__Records shown__:

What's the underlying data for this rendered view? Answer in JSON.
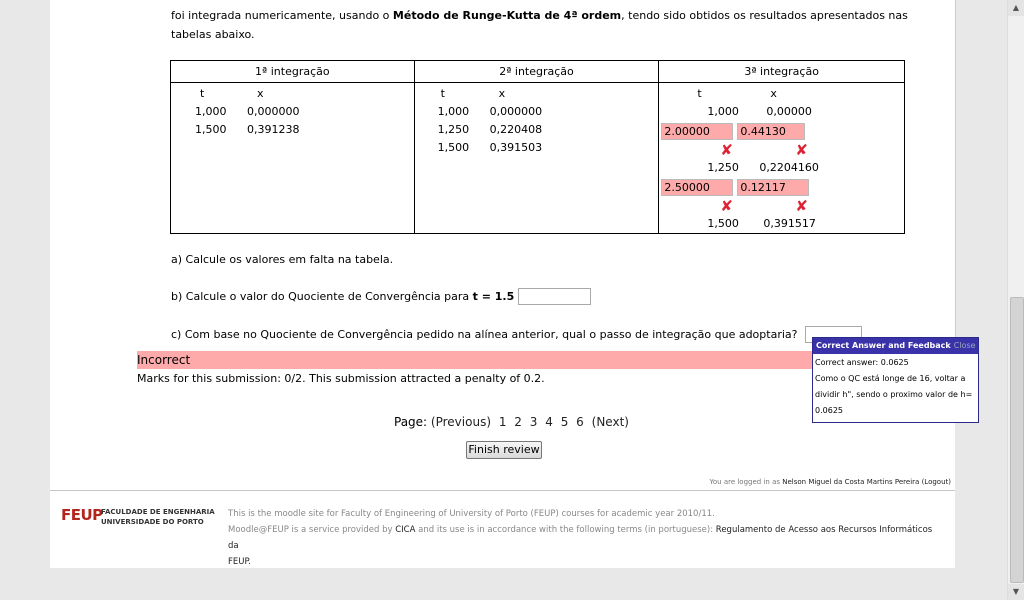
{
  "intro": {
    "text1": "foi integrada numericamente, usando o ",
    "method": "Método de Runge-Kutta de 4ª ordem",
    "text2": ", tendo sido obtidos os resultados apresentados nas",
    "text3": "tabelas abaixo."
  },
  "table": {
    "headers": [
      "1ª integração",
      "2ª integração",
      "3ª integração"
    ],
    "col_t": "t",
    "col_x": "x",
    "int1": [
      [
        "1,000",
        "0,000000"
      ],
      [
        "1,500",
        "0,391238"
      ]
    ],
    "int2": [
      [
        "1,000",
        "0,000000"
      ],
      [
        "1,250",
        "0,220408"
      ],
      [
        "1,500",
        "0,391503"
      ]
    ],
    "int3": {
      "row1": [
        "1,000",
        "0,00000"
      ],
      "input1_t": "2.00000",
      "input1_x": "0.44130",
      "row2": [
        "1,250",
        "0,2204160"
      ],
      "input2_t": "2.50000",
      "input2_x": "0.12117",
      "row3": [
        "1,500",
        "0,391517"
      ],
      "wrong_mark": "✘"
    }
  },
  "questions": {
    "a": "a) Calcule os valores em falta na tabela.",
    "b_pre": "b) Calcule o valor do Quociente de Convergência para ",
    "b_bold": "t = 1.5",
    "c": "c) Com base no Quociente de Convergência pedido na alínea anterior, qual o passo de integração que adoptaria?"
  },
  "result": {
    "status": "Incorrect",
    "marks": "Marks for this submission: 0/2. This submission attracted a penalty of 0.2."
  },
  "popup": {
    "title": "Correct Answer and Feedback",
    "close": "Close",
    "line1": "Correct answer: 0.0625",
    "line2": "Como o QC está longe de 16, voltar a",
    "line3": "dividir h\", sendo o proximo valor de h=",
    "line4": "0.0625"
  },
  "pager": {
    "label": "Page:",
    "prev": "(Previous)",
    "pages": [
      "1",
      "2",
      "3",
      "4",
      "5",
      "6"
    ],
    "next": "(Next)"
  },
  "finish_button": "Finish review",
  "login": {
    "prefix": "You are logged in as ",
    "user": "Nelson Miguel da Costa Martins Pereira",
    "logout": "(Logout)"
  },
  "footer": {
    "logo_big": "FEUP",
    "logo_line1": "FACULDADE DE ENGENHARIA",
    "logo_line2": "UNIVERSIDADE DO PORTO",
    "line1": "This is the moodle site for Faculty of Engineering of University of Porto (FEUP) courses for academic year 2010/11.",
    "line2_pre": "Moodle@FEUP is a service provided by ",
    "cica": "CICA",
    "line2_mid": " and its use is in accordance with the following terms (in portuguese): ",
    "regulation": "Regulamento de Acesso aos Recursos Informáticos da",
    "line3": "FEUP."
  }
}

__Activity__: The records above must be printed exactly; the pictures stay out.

__Written response__:
What's the underlying data for this rendered view? Answer in JSON.
{
  "intro": {
    "text1": "foi integrada numericamente, usando o ",
    "method": "Método de Runge-Kutta de 4ª ordem",
    "text2": ", tendo sido obtidos os resultados apresentados nas",
    "text3": "tabelas abaixo."
  },
  "table": {
    "headers": [
      "1ª integração",
      "2ª integração",
      "3ª integração"
    ],
    "col_t": "t",
    "col_x": "x",
    "int1": [
      [
        "1,000",
        "0,000000"
      ],
      [
        "1,500",
        "0,391238"
      ]
    ],
    "int2": [
      [
        "1,000",
        "0,000000"
      ],
      [
        "1,250",
        "0,220408"
      ],
      [
        "1,500",
        "0,391503"
      ]
    ],
    "int3": {
      "row1": [
        "1,000",
        "0,00000"
      ],
      "input1_t": "2.00000",
      "input1_x": "0.44130",
      "row2": [
        "1,250",
        "0,2204160"
      ],
      "input2_t": "2.50000",
      "input2_x": "0.12117",
      "row3": [
        "1,500",
        "0,391517"
      ],
      "wrong_mark": "✘"
    }
  },
  "questions": {
    "a": "a) Calcule os valores em falta na tabela.",
    "b_pre": "b) Calcule o valor do Quociente de Convergência para ",
    "b_bold": "t = 1.5",
    "c": "c) Com base no Quociente de Convergência pedido na alínea anterior, qual o passo de integração que adoptaria?"
  },
  "result": {
    "status": "Incorrect",
    "marks": "Marks for this submission: 0/2. This submission attracted a penalty of 0.2."
  },
  "popup": {
    "title": "Correct Answer and Feedback",
    "close": "Close",
    "line1": "Correct answer: 0.0625",
    "line2": "Como o QC está longe de 16, voltar a",
    "line3": "dividir h\", sendo o proximo valor de h=",
    "line4": "0.0625"
  },
  "pager": {
    "label": "Page:",
    "prev": "(Previous)",
    "pages": [
      "1",
      "2",
      "3",
      "4",
      "5",
      "6"
    ],
    "next": "(Next)"
  },
  "finish_button": "Finish review",
  "login": {
    "prefix": "You are logged in as ",
    "user": "Nelson Miguel da Costa Martins Pereira",
    "logout": "(Logout)"
  },
  "footer": {
    "logo_big": "FEUP",
    "logo_line1": "FACULDADE DE ENGENHARIA",
    "logo_line2": "UNIVERSIDADE DO PORTO",
    "line1": "This is the moodle site for Faculty of Engineering of University of Porto (FEUP) courses for academic year 2010/11.",
    "line2_pre": "Moodle@FEUP is a service provided by ",
    "cica": "CICA",
    "line2_mid": " and its use is in accordance with the following terms (in portuguese): ",
    "regulation": "Regulamento de Acesso aos Recursos Informáticos da",
    "line3": "FEUP."
  }
}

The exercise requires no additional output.